Finally, the 8th graders have worked on the Codrone project where the coding of a small model aircraft (drone) took much patience and persistence, as described in an earlier post. For both the 7th and 8th grade classes in the academy, all the students have learned that big STEM projects require persistence to achieve results, but that the payoff in personal satisfaction makes it worth it, and they are connecting this persistence to other areas of their life.
On June 14th, the 8th grade students and their families of the Academy of Aerospace and Engineering celebrated their accomplishments as the first class to complete two years in the academy. Taking time to celebrate any success is important, and this event was to mark two years’ worth of significant achievements in STEM (science, technology, engineering, and math). We opened the event, then ate dinner, then reviewed what the students had done over the past two years–here is a summary:
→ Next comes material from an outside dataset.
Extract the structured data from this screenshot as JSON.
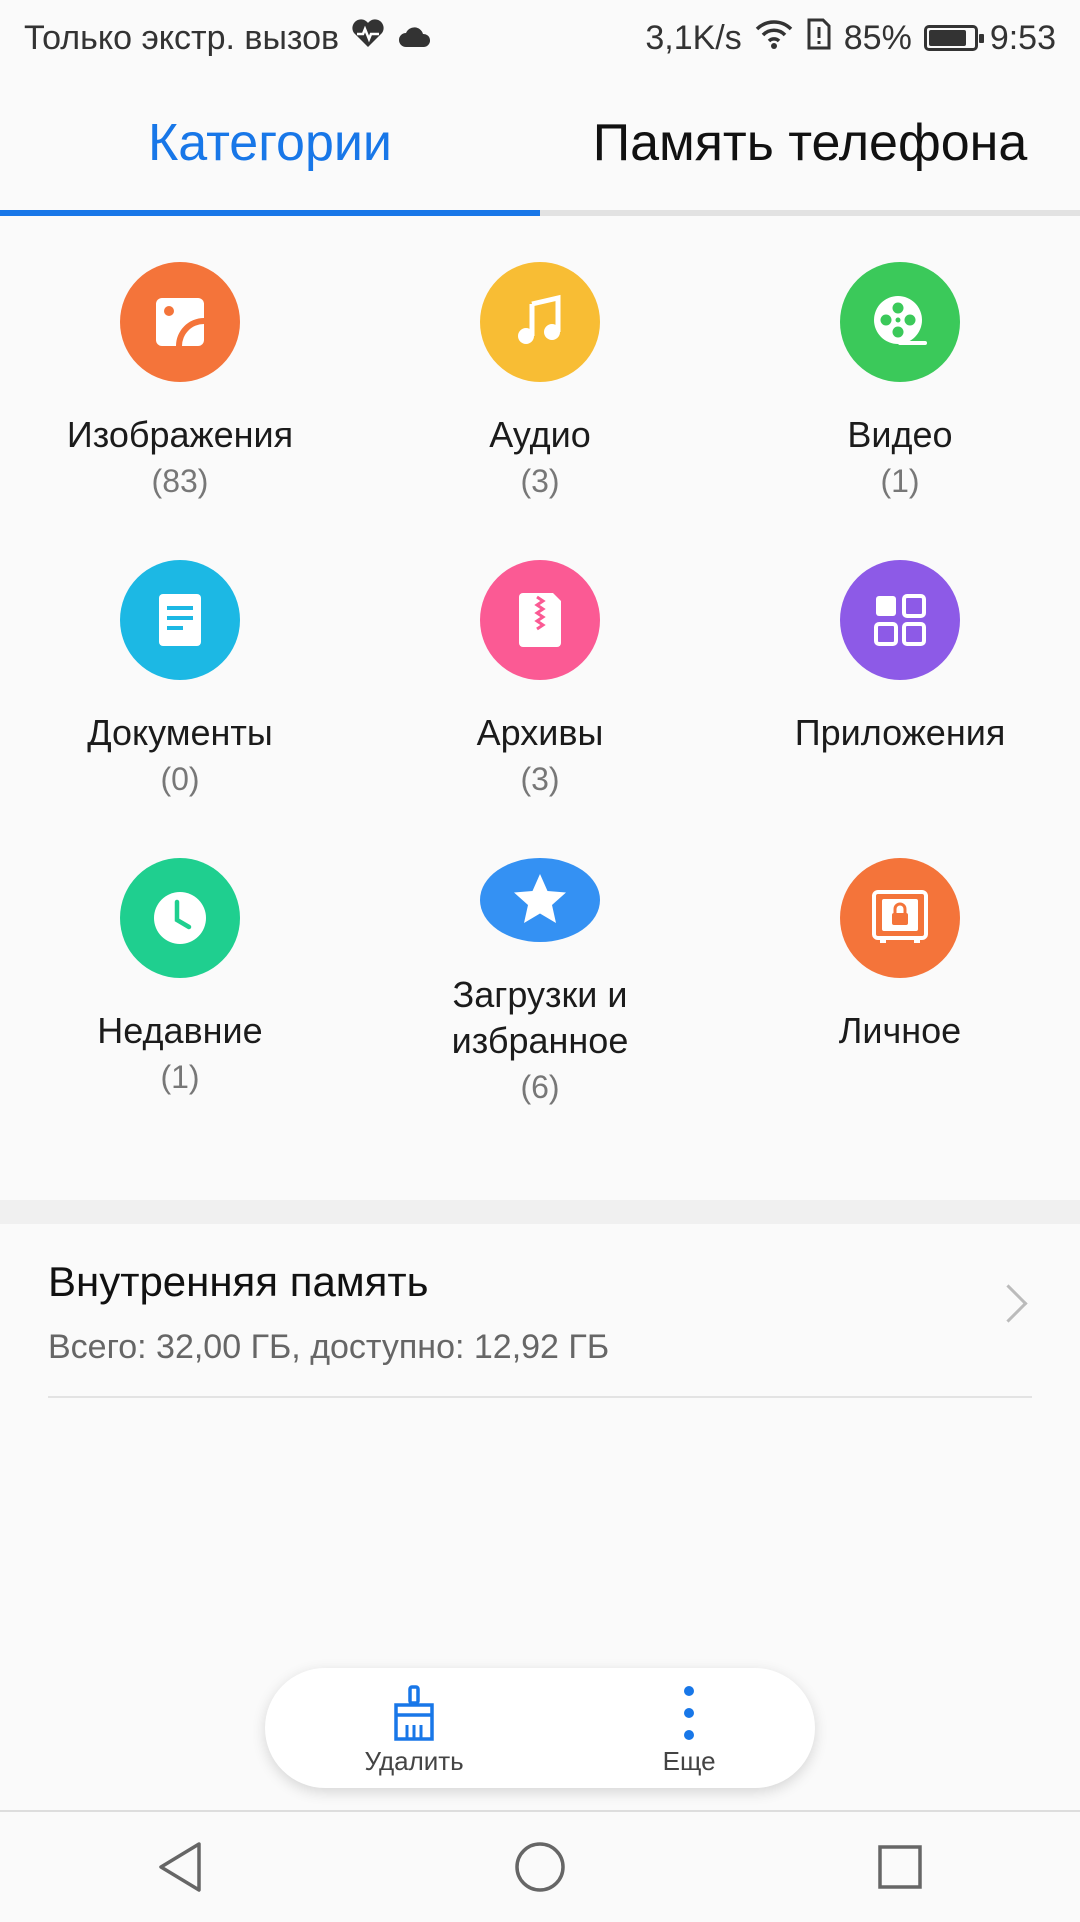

- Students exceeded the requirements for 7th and 8th Grade Science, as described in the Newington Public Schools curriculum by integrating appropriate aerospace and engineering skills and concepts, as well as Next Generation Science Standards.
- Students completed Honors Algebra and Honors Geometry (both are high school credits), and more impressively, the students far exceeded the target growth in mathematical reasoning—60% of students are expected to show growth and meet a target, but 91% of our students met or exceeded their target with many far exceeding the target by double digits–I attribute our integrated curriculum to this achievement, as students used and applied math throughout all the academy courses.
- Additionally, over the past two years, students successfully completed:
- 25 Labs
- 25 Engineering design projects
- 7 Field trips
- 2 Major STEM competitions (CyberPatriot, Connecticut Invention Convention)
- Many presentations and other projects
- Students also heard from 21 professional and college student guest speakers.
After my presentation, students and parents came up and gave their testimony on how the academy had helped the students grow and develop into mature young men and women. These testimonies varied in reasons, but they all showed what a positive experience being in the academy had been. The students also surprised me with a gift, an Air Force team jersey with the number 17, symbolizing the class of 2017, and with all the students’ signatures on it. I could not have been more gratified. Finally, students had fun with a photo area with lots of props with which they could take humorous photos. Here are photos of the evening’s events:
Definition of terms:
Communist: A member of a Marxist political party, or any student who displeases Mr. Holmes for any reason.
Snowman: A human figure made of snow, or a student who is not a productive team member, but acts as if frozen in place.
Four of Spades: A playing card; also the repeated answer of an aircrew member suffering hypoxia in an altitude chamber, as seen on a training video.
Howdy: A standard greeting in Texas, and the appropriate way to warn fellow crew members on an airplane that flatulence has occurred.